A total of 19,220 vote-by-mail ballots in Tuolumne County and 13,639 in Calaveras County have yet to be received by elections officials ahead of the primary election on Tuesday.
Those who are registered to vote by mail have until 8 p.m. Tuesday to drop off their ballots at a polling place or the elections office in their respective county. Ballots that are postmarked on or before Tuesday will also be counted if turned in within three business days after the election.
A large majority of voters in both counties are registered to receive vote-by-mail ballots.

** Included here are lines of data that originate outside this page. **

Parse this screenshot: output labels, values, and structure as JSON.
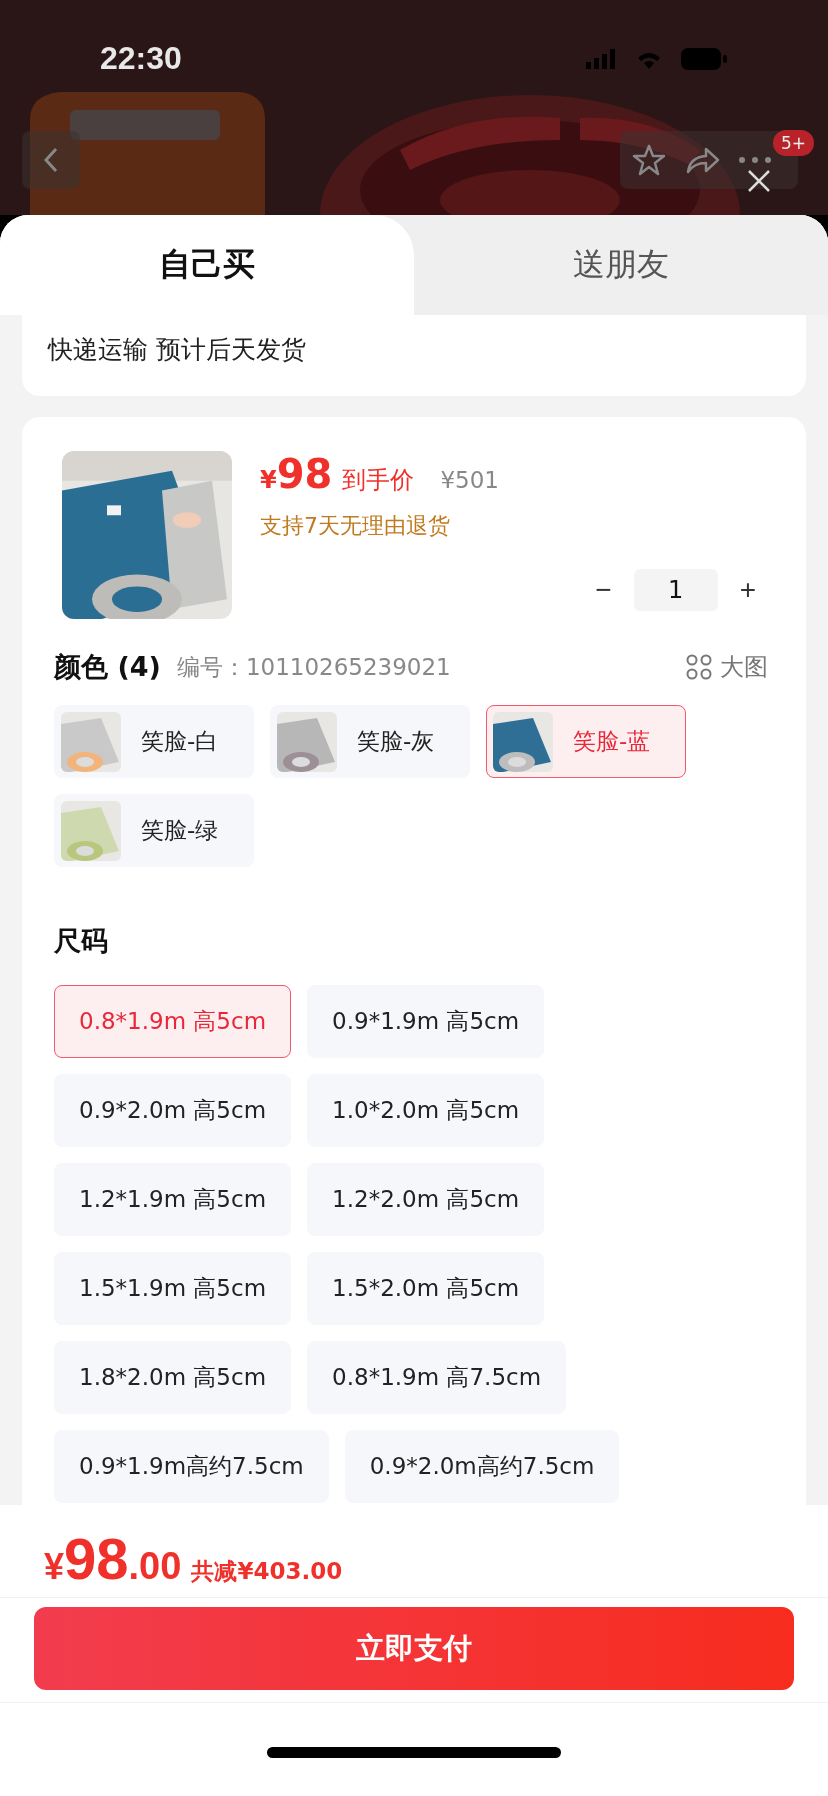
{
  "status_bar": {
    "time": "22:30"
  },
  "top_bar": {
    "badge": "5+"
  },
  "tabs": [
    {
      "label": "自己买",
      "selected": true
    },
    {
      "label": "送朋友",
      "selected": false
    }
  ],
  "shipping": "快递运输 预计后天发货",
  "product": {
    "currency": "¥",
    "price": "98",
    "price_label": "到手价",
    "original_price": "¥501",
    "return_policy": "支持7天无理由退货",
    "quantity_minus": "−",
    "quantity": "1",
    "quantity_plus": "+"
  },
  "colors": {
    "title": "颜色 (4)",
    "code_label": "编号：",
    "code": "10110265239021",
    "gallery_label": "大图",
    "options": [
      {
        "label": "笑脸-白",
        "selected": false
      },
      {
        "label": "笑脸-灰",
        "selected": false
      },
      {
        "label": "笑脸-蓝",
        "selected": true
      },
      {
        "label": "笑脸-绿",
        "selected": false
      }
    ]
  },
  "sizes": {
    "title": "尺码",
    "options": [
      {
        "label": "0.8*1.9m 高5cm",
        "selected": true
      },
      {
        "label": "0.9*1.9m 高5cm",
        "selected": false
      },
      {
        "label": "0.9*2.0m 高5cm",
        "selected": false
      },
      {
        "label": "1.0*2.0m 高5cm",
        "selected": false
      },
      {
        "label": "1.2*1.9m 高5cm",
        "selected": false
      },
      {
        "label": "1.2*2.0m 高5cm",
        "selected": false
      },
      {
        "label": "1.5*1.9m 高5cm",
        "selected": false
      },
      {
        "label": "1.5*2.0m 高5cm",
        "selected": false
      },
      {
        "label": "1.8*2.0m 高5cm",
        "selected": false
      },
      {
        "label": "0.8*1.9m 高7.5cm",
        "selected": false
      },
      {
        "label": "0.9*1.9m高约7.5cm",
        "selected": false
      },
      {
        "label": "0.9*2.0m高约7.5cm",
        "selected": false
      }
    ]
  },
  "footer": {
    "currency": "¥",
    "price_integer": "98",
    "price_decimal": ".00",
    "discount": "共减¥403.00",
    "pay_button": "立即支付"
  }
}
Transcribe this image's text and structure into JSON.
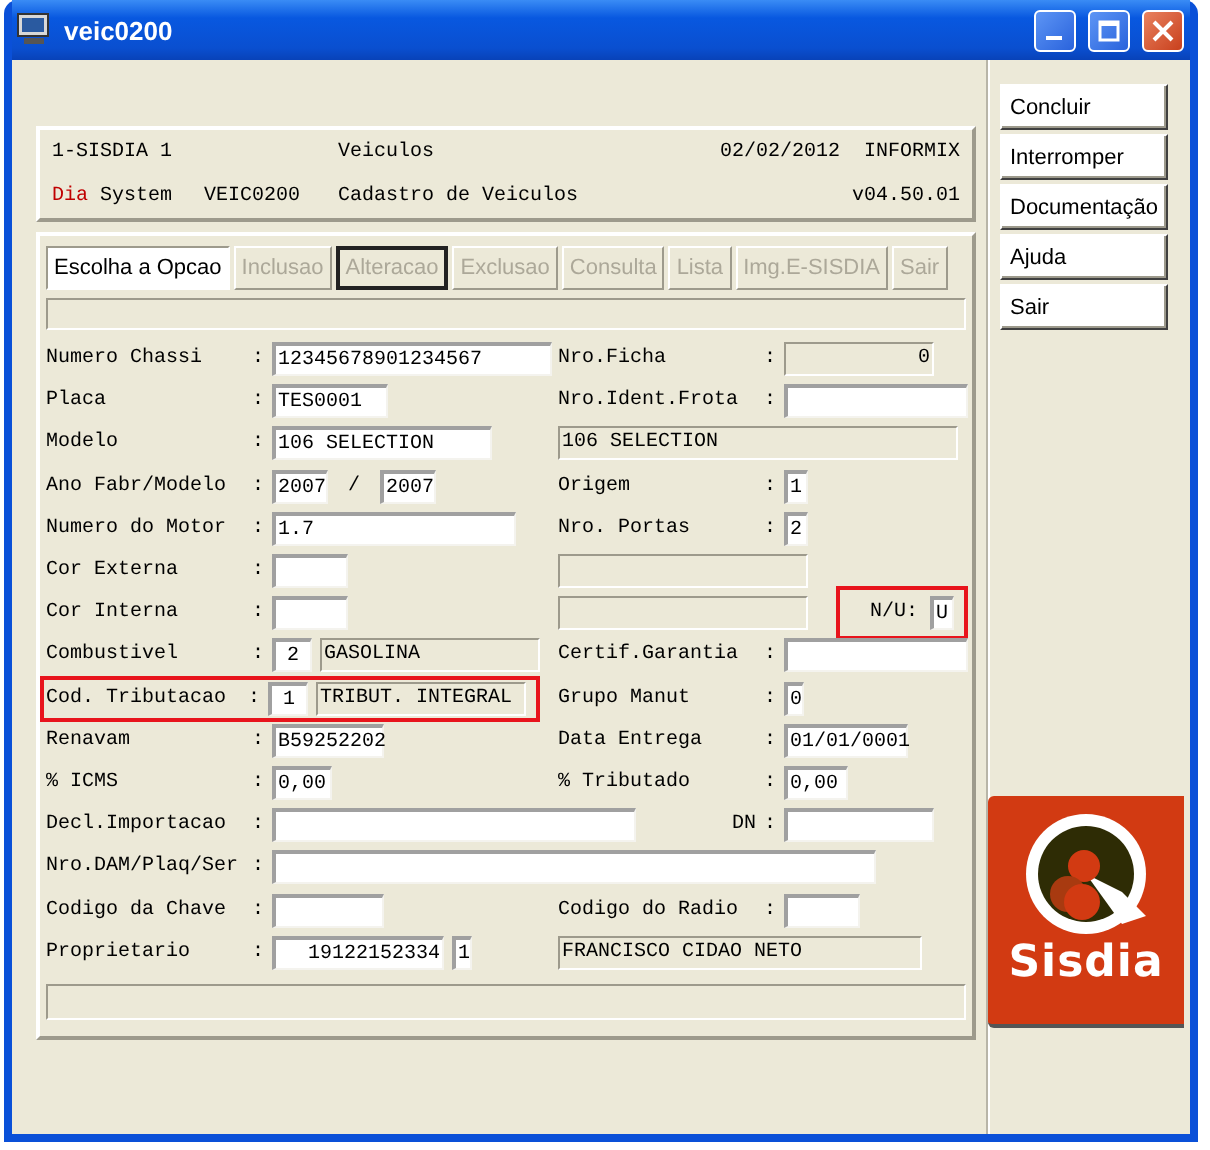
{
  "window": {
    "title": "veic0200"
  },
  "header": {
    "line1": [
      "1-SISDIA 1",
      "Veiculos",
      "02/02/2012",
      "INFORMIX"
    ],
    "brand_prefix": "Dia",
    "brand_suffix": "System",
    "line2": [
      "VEIC0200",
      "Cadastro de Veiculos",
      "v04.50.01"
    ]
  },
  "menu": [
    {
      "label": "Escolha a Opcao",
      "kind": "prompt",
      "disabled": false,
      "selected": false
    },
    {
      "label": "Inclusao",
      "kind": "button",
      "disabled": true,
      "selected": false
    },
    {
      "label": "Alteracao",
      "kind": "button",
      "disabled": true,
      "selected": true
    },
    {
      "label": "Exclusao",
      "kind": "button",
      "disabled": true,
      "selected": false
    },
    {
      "label": "Consulta",
      "kind": "button",
      "disabled": true,
      "selected": false
    },
    {
      "label": "Lista",
      "kind": "button",
      "disabled": true,
      "selected": false
    },
    {
      "label": "Img.E-SISDIA",
      "kind": "button",
      "disabled": true,
      "selected": false
    },
    {
      "label": "Sair",
      "kind": "button",
      "disabled": true,
      "selected": false
    }
  ],
  "form": [
    {
      "left": {
        "label": "Numero Chassi",
        "colon": ":",
        "fields": [
          {
            "kind": "input",
            "value": "12345678901234567"
          }
        ]
      },
      "right": {
        "label": "Nro.Ficha",
        "colon": ":",
        "fields": [
          {
            "kind": "display",
            "value": "0"
          }
        ]
      }
    },
    {
      "left": {
        "label": "Placa",
        "colon": ":",
        "fields": [
          {
            "kind": "input",
            "value": "TES0001"
          }
        ]
      },
      "right": {
        "label": "Nro.Ident.Frota",
        "colon": ":",
        "fields": [
          {
            "kind": "input"
          }
        ]
      }
    },
    {
      "left": {
        "label": "Modelo",
        "colon": ":",
        "fields": [
          {
            "kind": "input",
            "value": "106 SELECTION"
          }
        ]
      },
      "right": {
        "fields": [
          {
            "kind": "display",
            "value": "106 SELECTION"
          }
        ]
      }
    },
    {
      "left": {
        "label": "Ano Fabr/Modelo",
        "colon": ":",
        "fields": [
          {
            "kind": "input",
            "value": "2007"
          },
          {
            "kind": "text",
            "value": "/"
          },
          {
            "kind": "input",
            "value": "2007"
          }
        ]
      },
      "right": {
        "label": "Origem",
        "colon": ":",
        "fields": [
          {
            "kind": "input",
            "value": "1"
          }
        ]
      }
    },
    {
      "left": {
        "label": "Numero do Motor",
        "colon": ":",
        "fields": [
          {
            "kind": "input",
            "value": "1.7"
          }
        ]
      },
      "right": {
        "label": "Nro. Portas",
        "colon": ":",
        "fields": [
          {
            "kind": "input",
            "value": "2"
          }
        ]
      }
    },
    {
      "left": {
        "label": "Cor Externa",
        "colon": ":",
        "fields": [
          {
            "kind": "input"
          }
        ]
      },
      "right": {
        "fields": [
          {
            "kind": "display"
          }
        ]
      }
    },
    {
      "left": {
        "label": "Cor Interna",
        "colon": ":",
        "fields": [
          {
            "kind": "input"
          }
        ]
      },
      "right": {
        "fields": [
          {
            "kind": "display"
          }
        ]
      },
      "flag": {
        "label": "N/U:",
        "value": "U",
        "highlighted": true
      }
    },
    {
      "left": {
        "label": "Combustivel",
        "colon": ":",
        "fields": [
          {
            "kind": "input",
            "value": "2"
          },
          {
            "kind": "display",
            "value": "GASOLINA"
          }
        ]
      },
      "right": {
        "label": "Certif.Garantia",
        "colon": ":",
        "fields": [
          {
            "kind": "input"
          }
        ]
      }
    },
    {
      "left": {
        "label": "Cod. Tributacao",
        "colon": ":",
        "highlighted": true,
        "fields": [
          {
            "kind": "input",
            "value": "1"
          },
          {
            "kind": "display",
            "value": "TRIBUT. INTEGRAL"
          }
        ]
      },
      "right": {
        "label": "Grupo Manut",
        "colon": ":",
        "fields": [
          {
            "kind": "input",
            "value": "0"
          }
        ]
      }
    },
    {
      "left": {
        "label": "Renavam",
        "colon": ":",
        "fields": [
          {
            "kind": "input",
            "value": "B59252202"
          }
        ]
      },
      "right": {
        "label": "Data Entrega",
        "colon": ":",
        "fields": [
          {
            "kind": "input",
            "value": "01/01/0001"
          }
        ]
      }
    },
    {
      "left": {
        "label": "% ICMS",
        "colon": ":",
        "fields": [
          {
            "kind": "input",
            "value": "0,00"
          }
        ]
      },
      "right": {
        "label": "% Tributado",
        "colon": ":",
        "fields": [
          {
            "kind": "input",
            "value": "0,00"
          }
        ]
      }
    },
    {
      "left": {
        "label": "Decl.Importacao",
        "colon": ":",
        "fields": [
          {
            "kind": "input"
          }
        ]
      },
      "right": {
        "label": "DN",
        "colon": ":",
        "fields": [
          {
            "kind": "input"
          }
        ]
      }
    },
    {
      "left": {
        "label": "Nro.DAM/Plaq/Ser",
        "colon": ":",
        "fields": [
          {
            "kind": "input"
          }
        ]
      }
    },
    {
      "left": {
        "label": "Codigo da Chave",
        "colon": ":",
        "fields": [
          {
            "kind": "input"
          }
        ]
      },
      "right": {
        "label": "Codigo do Radio",
        "colon": ":",
        "fields": [
          {
            "kind": "input"
          }
        ]
      }
    },
    {
      "left": {
        "label": "Proprietario",
        "colon": ":",
        "fields": [
          {
            "kind": "input",
            "value": "19122152334"
          },
          {
            "kind": "input",
            "value": "1"
          }
        ]
      },
      "right": {
        "fields": [
          {
            "kind": "display",
            "value": "FRANCISCO CIDAO NETO"
          }
        ]
      }
    }
  ],
  "actions": [
    {
      "label": "Concluir"
    },
    {
      "label": "Interromper"
    },
    {
      "label": "Documentação"
    },
    {
      "label": "Ajuda"
    },
    {
      "label": "Sair"
    }
  ],
  "logo": {
    "text": "Sisdia"
  }
}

There are 30,392 registered voters in Tuolumne County and 24,502 receive vote-by-mail ballots, about 80 percent. There are 19,020 registered to vote by mail in Calaveras County, about 66 percent of the total 28,455 registered voters.
Debi Bautista, county clerk and auditor-controller for Tuolumne County, said the elections office had received 5,282 vote-by-mail ballots as of Thursday.
The number received as of Thursday represented about 21 percent of the total number that were issued. Bautista said there were about 7,054 vote-by-mail ballots returned by that time prior to the June 2016 primary election.
“We’re a little light, and I’m not quite sure why,” she said. “It could be that we’re going to have a light turnout.”
Bautista noted that 2016 was a presidential election year, which usually generates a higher voter turnout than midterms.
The overall voter turnout in Tuolumne County for the June 2016 primary election was about 59 percent, while the overall turnout in June 2014 was about 41 percent.
In June 2016, the turnout for in Tuolumne County who voted by mail was about 77 percent. Bautista said the turnout for vote-by-mail is typically higher than the overall turnout.
Whether the new law allowing those to vote who didn’t register before the deadline has any impact on the outcome remains to be seen, though Bautista said she believes it will be unlikely to swing any countywide races.
“Something countywide probably wouldn’t be affected, but 50 votes could swing a Sonora City Council election,” she said. “The voter could absolutely make a difference.”
The number of vote-by-mail ballots that had been returned to the Calaveras County Elections Office as of Friday was 5,381, about 28 percent of the total issued, according to Assistant County Clerk-Recorder Robin Glanville.
Glanville said the percentage returned at this point is on par with past elections.
“We’ll get additional vote-by-mails that get returned at the polls,” she said, adding that the rate at which people return their ballots fluctuates prior to the election. “We’ll get a lot at first, then it quiets down. Closer to election day, we’ll get a lot more.”
A new state law allows eligible voters who didn’t register before the May 21 deadline to still have their votes counted through “conditional voter registration” at their respective elections offices until 8 p.m. Tuesday.
The Tuolumne County Elections Office, located inside the County Administration Center at 2 S. Green St. in Sonora, will be open at a special time from 9 a.m. to 1 p.m. Saturday for people to fill out or drop off their vote-by-mail ballots, or register to vote conditionally if they missed the May 21 deadline.
The office will also be open from 8 a.m. to 5 p.m. Monday and 7 a.m. to 8 p.m. Tuesday.
The Calaveras County Elections Office, located at the Government Center at 891 Mountain Ranch Road in San Andreas, will not be open Saturday. It will be open from 8 a.m. to 4 p.m., Monday and 7 a.m. to 8 p.m. Tuesday.
Contact Alex MacLean at email@example.com or (209) 588-4530.